## Supplied records
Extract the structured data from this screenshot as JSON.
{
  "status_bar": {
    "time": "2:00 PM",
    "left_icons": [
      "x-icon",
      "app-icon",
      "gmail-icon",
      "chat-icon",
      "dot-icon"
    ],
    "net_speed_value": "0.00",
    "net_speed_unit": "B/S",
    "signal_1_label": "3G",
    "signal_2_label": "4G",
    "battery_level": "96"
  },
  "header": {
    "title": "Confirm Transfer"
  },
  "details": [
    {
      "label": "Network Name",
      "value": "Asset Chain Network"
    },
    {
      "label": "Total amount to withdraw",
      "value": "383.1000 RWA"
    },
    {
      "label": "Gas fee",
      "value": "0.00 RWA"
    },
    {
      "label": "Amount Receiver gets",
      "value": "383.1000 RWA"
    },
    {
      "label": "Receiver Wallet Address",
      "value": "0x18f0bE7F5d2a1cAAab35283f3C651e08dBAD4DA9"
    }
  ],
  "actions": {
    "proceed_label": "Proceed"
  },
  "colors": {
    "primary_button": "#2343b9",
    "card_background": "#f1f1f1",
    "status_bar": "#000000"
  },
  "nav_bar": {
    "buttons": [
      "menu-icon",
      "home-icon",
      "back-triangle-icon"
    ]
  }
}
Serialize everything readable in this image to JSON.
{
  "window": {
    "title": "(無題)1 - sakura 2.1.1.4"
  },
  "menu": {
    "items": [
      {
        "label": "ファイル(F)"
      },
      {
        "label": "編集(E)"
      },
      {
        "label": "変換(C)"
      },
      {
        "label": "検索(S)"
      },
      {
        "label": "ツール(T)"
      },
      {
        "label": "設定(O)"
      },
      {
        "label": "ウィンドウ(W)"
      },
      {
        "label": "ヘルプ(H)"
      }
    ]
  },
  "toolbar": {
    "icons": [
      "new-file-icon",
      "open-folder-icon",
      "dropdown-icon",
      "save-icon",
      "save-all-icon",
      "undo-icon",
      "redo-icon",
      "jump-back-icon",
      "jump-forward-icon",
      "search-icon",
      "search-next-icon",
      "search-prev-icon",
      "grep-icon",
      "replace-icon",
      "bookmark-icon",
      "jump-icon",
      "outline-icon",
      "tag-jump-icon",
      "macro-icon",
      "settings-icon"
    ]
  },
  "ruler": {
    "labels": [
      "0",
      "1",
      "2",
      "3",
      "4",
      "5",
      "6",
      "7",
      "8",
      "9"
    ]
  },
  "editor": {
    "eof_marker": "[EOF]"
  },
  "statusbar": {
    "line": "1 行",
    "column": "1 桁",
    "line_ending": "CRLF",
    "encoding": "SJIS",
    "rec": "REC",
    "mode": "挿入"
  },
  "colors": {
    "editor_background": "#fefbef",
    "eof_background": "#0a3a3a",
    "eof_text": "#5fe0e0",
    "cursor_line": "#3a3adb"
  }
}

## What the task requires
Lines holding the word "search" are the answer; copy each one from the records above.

## Solution
      "search-icon",
      "search-next-icon",
      "search-prev-icon",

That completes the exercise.